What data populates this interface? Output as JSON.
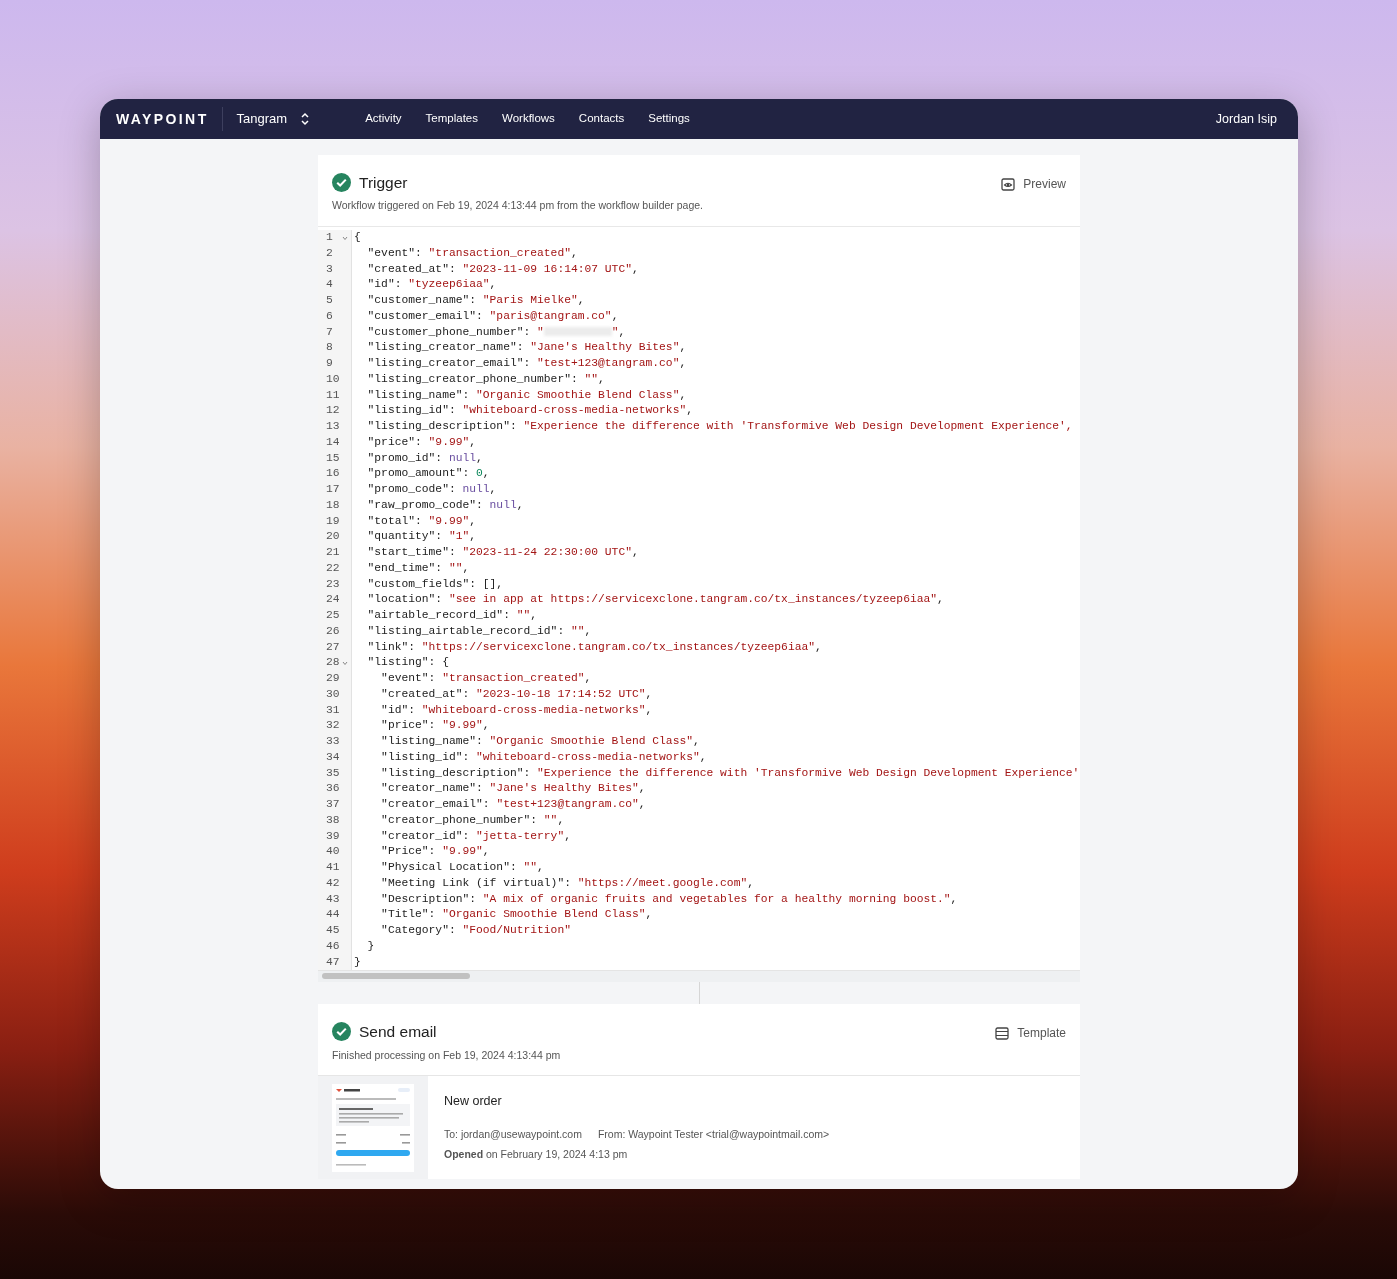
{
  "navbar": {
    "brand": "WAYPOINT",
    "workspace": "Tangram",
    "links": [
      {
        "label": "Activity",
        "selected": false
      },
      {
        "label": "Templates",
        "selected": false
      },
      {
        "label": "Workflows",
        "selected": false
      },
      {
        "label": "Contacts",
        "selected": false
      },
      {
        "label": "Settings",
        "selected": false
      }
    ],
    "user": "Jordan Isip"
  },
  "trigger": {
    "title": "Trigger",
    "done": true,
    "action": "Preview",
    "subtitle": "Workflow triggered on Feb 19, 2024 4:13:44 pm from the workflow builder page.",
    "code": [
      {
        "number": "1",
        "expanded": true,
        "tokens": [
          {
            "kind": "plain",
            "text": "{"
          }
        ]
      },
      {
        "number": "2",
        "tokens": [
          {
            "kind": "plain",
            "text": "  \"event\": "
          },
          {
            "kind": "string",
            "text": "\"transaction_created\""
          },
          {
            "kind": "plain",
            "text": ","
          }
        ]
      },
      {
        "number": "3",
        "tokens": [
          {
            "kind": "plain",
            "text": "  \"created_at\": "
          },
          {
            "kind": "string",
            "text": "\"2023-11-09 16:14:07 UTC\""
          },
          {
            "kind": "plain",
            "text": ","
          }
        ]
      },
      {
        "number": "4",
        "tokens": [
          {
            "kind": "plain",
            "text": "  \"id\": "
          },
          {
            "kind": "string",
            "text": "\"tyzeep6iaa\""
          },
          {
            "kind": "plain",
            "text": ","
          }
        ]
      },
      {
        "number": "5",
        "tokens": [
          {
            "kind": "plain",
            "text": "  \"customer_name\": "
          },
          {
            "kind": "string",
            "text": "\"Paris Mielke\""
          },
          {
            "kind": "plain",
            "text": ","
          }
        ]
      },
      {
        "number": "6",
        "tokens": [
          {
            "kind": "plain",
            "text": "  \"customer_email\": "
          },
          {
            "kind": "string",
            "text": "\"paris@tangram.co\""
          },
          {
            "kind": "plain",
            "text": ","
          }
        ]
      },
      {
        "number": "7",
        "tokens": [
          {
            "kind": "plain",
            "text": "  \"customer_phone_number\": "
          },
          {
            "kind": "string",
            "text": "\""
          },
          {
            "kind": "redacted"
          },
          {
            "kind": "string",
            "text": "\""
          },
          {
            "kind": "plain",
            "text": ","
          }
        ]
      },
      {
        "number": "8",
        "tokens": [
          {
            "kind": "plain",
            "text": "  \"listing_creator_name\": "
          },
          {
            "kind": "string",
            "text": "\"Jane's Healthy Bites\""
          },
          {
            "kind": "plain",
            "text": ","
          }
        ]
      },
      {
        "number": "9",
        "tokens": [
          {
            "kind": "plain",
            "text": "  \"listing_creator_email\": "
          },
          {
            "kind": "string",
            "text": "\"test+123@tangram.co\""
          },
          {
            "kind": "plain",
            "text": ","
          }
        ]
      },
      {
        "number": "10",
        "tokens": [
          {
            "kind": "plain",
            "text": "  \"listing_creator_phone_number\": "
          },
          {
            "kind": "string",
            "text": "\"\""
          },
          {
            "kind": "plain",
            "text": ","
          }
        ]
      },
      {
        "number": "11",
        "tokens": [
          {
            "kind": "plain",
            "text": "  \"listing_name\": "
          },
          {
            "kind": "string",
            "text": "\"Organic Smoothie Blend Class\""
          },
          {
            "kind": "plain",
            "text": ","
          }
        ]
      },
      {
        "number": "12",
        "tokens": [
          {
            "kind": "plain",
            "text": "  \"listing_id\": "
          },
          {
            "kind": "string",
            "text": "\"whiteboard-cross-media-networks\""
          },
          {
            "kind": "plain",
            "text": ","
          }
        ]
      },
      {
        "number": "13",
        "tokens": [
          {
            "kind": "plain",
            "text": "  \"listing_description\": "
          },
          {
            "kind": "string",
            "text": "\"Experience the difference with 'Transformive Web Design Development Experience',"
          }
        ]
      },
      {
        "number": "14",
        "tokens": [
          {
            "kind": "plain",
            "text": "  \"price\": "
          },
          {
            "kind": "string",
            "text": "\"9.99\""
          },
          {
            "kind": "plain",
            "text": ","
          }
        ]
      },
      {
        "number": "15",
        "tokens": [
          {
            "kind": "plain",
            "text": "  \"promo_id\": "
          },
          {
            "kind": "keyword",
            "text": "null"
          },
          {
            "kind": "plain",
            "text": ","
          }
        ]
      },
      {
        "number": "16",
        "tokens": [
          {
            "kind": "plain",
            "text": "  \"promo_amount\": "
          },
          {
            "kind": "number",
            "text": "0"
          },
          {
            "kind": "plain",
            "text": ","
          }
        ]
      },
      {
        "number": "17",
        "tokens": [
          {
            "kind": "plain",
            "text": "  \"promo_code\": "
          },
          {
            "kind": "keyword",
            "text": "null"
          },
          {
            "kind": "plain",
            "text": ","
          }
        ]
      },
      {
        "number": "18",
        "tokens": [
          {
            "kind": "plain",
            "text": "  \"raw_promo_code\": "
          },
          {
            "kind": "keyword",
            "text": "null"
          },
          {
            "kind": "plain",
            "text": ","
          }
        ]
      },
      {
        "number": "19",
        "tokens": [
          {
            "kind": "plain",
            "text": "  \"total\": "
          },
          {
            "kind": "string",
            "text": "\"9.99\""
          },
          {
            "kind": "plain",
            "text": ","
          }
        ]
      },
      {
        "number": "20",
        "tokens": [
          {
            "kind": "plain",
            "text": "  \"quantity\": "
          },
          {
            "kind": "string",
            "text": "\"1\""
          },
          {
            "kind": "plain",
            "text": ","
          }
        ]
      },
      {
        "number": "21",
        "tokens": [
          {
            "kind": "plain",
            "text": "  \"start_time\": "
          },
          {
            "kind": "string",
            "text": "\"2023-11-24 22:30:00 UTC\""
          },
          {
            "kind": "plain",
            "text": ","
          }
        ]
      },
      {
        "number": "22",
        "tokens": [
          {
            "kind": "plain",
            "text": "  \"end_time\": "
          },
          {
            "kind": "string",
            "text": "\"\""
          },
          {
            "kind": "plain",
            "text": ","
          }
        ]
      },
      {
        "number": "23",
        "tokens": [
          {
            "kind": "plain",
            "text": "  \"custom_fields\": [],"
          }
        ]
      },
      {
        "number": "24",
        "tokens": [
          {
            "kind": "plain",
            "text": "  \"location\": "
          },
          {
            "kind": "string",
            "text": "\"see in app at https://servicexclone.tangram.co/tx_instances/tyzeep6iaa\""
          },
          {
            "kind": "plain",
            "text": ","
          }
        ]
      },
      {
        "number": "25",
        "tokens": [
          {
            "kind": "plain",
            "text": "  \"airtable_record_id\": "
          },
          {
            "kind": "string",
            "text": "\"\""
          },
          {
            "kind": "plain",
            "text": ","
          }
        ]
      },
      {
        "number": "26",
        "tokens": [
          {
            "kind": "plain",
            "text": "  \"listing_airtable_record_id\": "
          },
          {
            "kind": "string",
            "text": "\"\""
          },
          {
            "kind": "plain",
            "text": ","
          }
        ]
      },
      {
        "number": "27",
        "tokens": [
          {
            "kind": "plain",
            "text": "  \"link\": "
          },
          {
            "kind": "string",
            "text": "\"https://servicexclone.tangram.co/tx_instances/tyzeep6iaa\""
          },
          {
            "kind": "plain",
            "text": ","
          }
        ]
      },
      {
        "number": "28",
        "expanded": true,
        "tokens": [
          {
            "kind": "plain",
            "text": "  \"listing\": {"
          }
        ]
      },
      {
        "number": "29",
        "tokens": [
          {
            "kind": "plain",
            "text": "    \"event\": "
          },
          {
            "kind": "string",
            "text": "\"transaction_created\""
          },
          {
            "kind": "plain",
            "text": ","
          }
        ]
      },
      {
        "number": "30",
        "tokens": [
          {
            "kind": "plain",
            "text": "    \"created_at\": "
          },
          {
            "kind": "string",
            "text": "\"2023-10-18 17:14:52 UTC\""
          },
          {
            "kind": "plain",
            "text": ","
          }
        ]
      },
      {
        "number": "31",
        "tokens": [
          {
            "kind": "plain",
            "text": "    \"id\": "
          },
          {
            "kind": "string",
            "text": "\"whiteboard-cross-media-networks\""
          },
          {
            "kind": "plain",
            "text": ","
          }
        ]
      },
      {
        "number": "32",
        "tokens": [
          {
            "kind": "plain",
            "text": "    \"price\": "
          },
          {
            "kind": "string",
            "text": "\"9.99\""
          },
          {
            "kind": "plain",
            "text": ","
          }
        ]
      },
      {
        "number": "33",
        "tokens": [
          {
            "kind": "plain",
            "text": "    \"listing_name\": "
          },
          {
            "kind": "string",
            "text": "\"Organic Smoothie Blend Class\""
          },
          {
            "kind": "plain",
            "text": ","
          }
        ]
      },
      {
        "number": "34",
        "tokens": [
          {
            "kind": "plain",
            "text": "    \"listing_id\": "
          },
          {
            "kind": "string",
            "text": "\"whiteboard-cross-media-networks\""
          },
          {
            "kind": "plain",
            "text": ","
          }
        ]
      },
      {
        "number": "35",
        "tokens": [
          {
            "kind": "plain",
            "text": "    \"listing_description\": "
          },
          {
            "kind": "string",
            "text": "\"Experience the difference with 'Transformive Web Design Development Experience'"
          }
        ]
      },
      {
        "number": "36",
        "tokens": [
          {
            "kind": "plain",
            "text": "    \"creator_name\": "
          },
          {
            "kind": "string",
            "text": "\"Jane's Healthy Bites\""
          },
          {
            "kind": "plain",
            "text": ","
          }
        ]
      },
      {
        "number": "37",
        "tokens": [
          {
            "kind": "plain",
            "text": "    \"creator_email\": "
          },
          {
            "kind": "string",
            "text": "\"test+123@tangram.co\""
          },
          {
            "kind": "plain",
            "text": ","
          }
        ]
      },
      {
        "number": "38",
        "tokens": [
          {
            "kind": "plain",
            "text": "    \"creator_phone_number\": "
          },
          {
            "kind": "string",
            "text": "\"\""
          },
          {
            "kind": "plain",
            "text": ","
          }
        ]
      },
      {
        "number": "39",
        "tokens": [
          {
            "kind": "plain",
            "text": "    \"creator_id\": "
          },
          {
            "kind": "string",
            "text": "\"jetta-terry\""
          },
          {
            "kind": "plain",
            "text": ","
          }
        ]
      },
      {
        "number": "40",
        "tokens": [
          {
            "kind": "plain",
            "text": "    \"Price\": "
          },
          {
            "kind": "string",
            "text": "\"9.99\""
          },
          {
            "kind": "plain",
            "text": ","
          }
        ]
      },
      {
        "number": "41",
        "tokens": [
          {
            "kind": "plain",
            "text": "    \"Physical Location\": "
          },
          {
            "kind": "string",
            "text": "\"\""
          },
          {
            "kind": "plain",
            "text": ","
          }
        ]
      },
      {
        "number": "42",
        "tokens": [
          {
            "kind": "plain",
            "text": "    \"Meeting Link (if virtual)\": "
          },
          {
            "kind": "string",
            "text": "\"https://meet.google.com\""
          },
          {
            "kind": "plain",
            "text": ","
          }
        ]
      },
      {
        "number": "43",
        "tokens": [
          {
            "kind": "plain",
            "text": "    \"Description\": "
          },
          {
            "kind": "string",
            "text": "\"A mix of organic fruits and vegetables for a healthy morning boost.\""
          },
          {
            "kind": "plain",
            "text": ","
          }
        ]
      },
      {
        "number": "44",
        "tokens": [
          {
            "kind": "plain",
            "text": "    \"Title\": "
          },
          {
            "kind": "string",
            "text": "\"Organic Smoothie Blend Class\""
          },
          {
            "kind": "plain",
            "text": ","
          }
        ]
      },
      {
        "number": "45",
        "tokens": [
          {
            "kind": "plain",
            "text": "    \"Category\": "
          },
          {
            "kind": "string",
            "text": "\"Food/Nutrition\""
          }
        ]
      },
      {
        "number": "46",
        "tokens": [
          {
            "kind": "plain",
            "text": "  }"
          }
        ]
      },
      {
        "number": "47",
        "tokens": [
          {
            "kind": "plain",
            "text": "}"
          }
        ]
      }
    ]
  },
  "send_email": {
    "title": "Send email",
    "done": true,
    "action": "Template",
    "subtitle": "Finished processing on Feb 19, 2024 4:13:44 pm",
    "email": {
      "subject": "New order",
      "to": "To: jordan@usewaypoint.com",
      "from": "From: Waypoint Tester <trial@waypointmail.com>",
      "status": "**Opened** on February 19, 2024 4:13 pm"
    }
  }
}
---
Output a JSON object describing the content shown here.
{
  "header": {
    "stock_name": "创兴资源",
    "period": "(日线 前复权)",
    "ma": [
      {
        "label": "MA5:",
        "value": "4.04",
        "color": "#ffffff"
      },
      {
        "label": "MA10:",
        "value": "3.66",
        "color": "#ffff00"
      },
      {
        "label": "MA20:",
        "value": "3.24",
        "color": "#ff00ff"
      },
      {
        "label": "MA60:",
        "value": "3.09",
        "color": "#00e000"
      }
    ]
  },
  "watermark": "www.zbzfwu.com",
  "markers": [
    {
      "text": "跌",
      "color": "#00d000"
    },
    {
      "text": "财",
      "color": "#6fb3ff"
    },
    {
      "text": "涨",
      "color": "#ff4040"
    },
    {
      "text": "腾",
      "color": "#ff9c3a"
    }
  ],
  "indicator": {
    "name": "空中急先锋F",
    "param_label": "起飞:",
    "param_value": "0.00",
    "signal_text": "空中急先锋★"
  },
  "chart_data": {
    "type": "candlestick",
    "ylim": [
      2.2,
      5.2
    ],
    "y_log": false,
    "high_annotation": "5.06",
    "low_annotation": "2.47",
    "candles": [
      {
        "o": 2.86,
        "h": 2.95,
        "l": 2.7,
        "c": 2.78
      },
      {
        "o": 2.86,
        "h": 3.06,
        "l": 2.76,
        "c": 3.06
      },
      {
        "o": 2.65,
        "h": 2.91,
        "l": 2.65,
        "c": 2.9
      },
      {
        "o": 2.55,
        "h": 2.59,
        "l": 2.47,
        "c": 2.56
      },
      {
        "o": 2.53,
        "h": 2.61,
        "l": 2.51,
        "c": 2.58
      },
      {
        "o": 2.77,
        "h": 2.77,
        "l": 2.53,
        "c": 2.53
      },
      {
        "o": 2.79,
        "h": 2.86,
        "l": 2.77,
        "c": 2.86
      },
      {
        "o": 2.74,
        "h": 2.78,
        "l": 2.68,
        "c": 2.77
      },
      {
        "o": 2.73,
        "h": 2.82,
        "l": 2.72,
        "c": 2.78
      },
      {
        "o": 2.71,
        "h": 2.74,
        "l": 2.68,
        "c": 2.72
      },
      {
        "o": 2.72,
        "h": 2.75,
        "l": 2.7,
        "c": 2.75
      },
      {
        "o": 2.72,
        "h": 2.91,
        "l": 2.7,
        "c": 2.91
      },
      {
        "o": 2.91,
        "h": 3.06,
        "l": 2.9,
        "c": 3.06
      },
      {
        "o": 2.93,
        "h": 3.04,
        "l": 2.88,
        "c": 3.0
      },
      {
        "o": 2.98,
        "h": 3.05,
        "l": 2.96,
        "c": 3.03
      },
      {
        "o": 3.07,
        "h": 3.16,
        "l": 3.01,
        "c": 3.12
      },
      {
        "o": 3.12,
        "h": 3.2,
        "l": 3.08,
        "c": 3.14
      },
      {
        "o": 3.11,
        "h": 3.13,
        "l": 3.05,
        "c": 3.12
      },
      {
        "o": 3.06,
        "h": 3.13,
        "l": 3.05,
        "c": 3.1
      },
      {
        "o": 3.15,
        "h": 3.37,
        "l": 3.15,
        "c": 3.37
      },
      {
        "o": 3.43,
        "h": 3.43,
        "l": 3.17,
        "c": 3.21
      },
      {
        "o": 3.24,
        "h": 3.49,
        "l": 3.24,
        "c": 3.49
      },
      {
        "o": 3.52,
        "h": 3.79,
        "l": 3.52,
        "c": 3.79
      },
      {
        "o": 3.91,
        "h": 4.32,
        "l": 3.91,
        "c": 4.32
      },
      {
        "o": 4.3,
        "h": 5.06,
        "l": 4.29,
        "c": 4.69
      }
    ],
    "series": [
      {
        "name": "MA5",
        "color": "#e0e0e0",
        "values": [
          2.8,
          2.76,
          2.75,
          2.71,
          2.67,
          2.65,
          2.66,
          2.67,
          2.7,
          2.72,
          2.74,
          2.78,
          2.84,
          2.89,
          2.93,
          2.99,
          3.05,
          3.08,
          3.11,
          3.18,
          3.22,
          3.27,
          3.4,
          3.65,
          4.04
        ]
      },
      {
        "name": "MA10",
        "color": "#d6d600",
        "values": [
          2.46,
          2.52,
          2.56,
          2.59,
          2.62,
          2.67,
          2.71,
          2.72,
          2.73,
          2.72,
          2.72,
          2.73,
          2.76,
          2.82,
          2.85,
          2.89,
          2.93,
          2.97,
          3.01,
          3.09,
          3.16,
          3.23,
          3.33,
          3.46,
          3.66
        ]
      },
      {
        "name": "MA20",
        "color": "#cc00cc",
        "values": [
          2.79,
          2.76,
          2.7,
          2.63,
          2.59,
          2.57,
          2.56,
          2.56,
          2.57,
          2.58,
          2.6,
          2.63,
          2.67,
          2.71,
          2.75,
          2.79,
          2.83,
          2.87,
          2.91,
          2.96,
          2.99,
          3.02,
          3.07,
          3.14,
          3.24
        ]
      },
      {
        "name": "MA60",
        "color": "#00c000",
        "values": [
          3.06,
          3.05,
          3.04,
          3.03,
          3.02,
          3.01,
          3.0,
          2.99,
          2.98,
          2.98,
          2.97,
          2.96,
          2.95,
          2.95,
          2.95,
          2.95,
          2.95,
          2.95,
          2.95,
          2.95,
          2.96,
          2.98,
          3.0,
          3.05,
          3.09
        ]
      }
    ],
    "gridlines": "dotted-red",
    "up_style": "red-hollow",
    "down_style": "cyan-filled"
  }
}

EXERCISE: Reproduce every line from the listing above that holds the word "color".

EXPECTED ANSWER:
        "color": "#ffffff"
        "color": "#ffff00"
        "color": "#ff00ff"
        "color": "#00e000"
      "color": "#00d000"
      "color": "#6fb3ff"
      "color": "#ff4040"
      "color": "#ff9c3a"
        "color": "#e0e0e0",
        "color": "#d6d600",
        "color": "#cc00cc",
        "color": "#00c000",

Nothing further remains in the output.